Problem Area #3: Failed Identity on a whole bunch of levels

Here’s one of the biggest concerns of 2019 Seahawk football:

Obviously, one half of this is nothing new. The Seahawks want to run the ball. The other half, however, is startling: the Seahawks are currently really bad at it.

Furthermore, there are several indications that this is actually an above average to elite passing offense. The aforementioned stat about Russell Wilson’s performance, for one. Tyler Lockett’s perfect QB rating he gifted Wilson when target last year, for another. This new rank on DK Metcalf, for a third:

For another, Seattle currently has the 8th most efficient passing offense in the league by DVOA. They’re currently 17th in DVOA as a running team, despite boring us all to pieces at every press conference.

Lastly, Russell Wilson is 2nd in the history of the NFL in TD-INT ratio at 3.22.

So why keep running? Straight from Pete Carroll’s mouth:

Because it’s the best way to not screw it up. It’s the best way to play the game because the games are always lost [when] you make errors. That’s why the turnover issue is of paramount importance to us. It’s the most important thing that we taught

But Russ.. doesn’t turn the ball over. Just once this season; hardly any times in any season. If it’s a rationale that has helped coaches and teams in the past, it’s not one that makes near as much sense when you have as saavy a quarterback as Wilson.

The argument could be made that running the ball keeps the defense off the field a little longer, which is at the same time a poor showing of confidence and altogether unfamiliar to Seattle’s mentality. We used to beg for the offense to be gone so that the defense could go score somehow. The argument could also be made that passing gives Seattle a greater chance to build an actual lead, which would make fans stop and stare as hard as we all did during the last solar eclipse.

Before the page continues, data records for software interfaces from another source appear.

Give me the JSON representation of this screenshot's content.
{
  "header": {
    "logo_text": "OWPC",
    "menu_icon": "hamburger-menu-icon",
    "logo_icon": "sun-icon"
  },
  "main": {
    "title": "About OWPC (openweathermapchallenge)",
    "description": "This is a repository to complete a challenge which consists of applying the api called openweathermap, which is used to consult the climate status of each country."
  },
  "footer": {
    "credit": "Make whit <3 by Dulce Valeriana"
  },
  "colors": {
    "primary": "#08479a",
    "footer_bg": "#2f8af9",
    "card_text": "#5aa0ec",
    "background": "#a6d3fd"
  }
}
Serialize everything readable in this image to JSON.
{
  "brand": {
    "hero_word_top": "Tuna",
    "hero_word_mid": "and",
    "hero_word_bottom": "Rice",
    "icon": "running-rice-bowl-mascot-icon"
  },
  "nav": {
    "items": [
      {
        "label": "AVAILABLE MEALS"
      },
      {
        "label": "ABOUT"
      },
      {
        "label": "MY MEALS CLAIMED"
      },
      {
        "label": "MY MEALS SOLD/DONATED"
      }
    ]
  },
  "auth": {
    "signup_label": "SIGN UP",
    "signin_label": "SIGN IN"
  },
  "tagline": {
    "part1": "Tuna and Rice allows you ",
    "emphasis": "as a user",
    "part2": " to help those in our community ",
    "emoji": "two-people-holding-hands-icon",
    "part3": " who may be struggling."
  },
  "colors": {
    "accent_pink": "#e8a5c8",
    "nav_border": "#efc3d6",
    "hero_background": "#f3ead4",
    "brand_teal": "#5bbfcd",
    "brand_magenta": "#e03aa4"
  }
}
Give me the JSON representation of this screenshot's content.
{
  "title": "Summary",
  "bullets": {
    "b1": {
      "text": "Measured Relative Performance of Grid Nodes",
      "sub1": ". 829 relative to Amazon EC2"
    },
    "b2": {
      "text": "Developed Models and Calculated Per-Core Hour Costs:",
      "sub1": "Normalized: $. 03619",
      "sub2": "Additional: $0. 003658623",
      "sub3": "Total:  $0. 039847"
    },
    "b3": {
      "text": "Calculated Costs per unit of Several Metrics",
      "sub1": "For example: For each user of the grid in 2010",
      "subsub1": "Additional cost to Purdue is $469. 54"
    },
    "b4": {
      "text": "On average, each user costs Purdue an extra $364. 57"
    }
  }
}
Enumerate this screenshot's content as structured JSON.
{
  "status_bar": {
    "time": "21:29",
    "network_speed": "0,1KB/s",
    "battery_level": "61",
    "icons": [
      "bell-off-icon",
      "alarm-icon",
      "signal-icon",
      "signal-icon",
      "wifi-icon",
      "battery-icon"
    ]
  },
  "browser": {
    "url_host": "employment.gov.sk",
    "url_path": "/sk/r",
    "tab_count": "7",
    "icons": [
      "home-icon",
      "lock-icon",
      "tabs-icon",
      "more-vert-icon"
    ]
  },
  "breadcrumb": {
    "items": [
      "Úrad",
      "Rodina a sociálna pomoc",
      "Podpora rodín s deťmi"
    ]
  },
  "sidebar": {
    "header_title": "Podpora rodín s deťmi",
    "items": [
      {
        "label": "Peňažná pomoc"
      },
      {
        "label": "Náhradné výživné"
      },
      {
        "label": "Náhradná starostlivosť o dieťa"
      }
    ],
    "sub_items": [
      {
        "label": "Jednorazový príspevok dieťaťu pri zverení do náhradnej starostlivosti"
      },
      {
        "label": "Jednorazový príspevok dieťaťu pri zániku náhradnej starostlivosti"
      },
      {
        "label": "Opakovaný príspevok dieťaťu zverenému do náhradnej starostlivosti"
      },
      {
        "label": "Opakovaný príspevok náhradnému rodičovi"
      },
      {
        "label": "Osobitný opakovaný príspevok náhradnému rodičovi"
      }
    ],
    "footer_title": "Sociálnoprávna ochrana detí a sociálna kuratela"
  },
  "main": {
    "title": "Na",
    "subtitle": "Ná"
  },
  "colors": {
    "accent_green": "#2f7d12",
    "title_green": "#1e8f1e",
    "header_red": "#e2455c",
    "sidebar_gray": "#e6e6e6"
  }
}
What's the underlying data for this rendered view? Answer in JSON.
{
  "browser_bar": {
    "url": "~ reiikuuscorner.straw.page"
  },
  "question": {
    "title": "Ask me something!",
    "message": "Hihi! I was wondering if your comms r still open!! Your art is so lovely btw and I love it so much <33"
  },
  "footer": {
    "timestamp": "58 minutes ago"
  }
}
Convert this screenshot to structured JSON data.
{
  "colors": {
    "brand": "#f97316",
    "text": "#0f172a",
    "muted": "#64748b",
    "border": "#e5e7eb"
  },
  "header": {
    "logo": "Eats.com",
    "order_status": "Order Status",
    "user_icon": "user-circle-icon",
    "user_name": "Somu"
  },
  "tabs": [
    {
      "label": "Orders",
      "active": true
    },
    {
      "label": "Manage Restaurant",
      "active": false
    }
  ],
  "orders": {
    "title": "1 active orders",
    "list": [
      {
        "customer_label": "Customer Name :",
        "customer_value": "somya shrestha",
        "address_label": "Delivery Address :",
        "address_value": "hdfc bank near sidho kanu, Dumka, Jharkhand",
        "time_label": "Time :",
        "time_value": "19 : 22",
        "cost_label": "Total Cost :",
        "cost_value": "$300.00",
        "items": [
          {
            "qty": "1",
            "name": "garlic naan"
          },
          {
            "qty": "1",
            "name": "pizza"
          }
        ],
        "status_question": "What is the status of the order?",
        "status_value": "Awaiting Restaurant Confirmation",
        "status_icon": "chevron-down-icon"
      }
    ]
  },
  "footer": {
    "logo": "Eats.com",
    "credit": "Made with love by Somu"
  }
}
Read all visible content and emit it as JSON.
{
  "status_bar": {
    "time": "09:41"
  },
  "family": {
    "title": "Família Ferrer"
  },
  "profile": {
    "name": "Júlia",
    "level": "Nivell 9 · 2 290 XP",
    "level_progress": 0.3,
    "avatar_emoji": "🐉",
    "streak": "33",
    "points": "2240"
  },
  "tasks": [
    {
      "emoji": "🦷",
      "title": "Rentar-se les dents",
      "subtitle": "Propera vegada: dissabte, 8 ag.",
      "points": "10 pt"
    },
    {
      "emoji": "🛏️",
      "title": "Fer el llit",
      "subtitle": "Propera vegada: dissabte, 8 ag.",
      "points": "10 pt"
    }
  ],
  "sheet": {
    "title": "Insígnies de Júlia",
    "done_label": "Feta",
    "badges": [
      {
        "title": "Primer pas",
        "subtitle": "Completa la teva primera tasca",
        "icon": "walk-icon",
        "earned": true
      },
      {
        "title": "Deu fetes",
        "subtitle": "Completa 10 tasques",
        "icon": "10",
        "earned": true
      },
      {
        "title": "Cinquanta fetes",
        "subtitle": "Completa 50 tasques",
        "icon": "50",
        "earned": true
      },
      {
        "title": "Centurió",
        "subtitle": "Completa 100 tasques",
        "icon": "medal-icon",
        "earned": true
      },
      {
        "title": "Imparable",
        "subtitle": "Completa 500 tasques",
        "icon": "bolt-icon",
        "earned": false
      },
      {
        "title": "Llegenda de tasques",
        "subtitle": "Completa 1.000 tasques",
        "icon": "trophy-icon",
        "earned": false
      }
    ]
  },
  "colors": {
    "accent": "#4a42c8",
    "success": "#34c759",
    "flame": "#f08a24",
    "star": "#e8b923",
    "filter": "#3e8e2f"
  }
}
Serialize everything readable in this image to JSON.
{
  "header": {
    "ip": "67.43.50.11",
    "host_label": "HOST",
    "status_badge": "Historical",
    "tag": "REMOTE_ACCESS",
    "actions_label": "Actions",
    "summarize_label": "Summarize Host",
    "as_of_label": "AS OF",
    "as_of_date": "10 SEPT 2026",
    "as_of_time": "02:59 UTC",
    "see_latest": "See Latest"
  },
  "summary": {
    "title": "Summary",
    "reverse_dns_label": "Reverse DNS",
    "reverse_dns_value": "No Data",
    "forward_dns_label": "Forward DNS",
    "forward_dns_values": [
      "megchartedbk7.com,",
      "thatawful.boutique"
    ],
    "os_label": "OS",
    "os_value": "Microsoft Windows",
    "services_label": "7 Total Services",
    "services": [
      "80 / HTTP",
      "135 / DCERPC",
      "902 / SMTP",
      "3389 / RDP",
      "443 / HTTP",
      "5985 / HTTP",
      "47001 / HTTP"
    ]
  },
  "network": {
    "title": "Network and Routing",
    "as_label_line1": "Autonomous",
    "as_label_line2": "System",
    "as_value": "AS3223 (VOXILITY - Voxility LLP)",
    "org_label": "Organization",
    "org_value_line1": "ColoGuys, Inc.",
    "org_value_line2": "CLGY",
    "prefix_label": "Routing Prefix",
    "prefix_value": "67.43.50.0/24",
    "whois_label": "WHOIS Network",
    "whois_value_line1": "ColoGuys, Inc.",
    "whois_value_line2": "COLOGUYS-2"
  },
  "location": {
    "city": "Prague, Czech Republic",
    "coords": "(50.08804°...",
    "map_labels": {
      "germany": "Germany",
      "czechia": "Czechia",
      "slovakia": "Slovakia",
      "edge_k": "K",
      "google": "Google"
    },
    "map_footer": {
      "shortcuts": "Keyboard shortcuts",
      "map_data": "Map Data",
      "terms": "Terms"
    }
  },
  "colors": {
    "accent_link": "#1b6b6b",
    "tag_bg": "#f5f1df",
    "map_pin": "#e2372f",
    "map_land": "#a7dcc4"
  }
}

Abysmal tackling, killer penalties, a pointless commitment to an ineffective run game, and a lack of timeouts when needed sent Seattle right out of the playoffs last year. It’s disappointing at best to see every one of these trends continuing into the 2019 season. At some point, somebody on the Seattle coaching staff is going to need to come down hard and make some tangible changes to a team that truly has some of the best players in the league.